**** RECORDS FOR THE TASK
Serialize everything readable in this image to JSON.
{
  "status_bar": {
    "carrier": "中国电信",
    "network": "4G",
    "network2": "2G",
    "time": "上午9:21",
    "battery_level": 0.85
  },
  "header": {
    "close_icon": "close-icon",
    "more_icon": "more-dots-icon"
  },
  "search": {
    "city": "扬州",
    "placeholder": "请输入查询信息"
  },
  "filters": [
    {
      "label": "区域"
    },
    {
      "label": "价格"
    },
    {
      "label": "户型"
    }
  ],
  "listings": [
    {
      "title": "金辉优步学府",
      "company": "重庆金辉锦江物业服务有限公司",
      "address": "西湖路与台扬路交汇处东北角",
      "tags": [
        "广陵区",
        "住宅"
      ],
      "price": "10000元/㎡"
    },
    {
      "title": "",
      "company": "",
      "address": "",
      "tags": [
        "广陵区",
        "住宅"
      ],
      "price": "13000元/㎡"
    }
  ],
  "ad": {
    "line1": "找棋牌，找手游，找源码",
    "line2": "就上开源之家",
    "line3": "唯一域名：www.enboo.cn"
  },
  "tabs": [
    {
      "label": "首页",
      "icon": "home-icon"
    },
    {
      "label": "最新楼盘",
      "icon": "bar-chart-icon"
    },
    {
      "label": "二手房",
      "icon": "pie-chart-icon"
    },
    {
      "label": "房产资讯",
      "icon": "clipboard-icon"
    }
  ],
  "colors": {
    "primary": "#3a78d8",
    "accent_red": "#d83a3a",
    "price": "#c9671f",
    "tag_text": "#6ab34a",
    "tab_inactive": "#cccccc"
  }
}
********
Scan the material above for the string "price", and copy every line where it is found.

● ANSWER TO THIS TASK
      "price": "10000元/㎡"
      "price": "13000元/㎡"
    "price": "#c9671f",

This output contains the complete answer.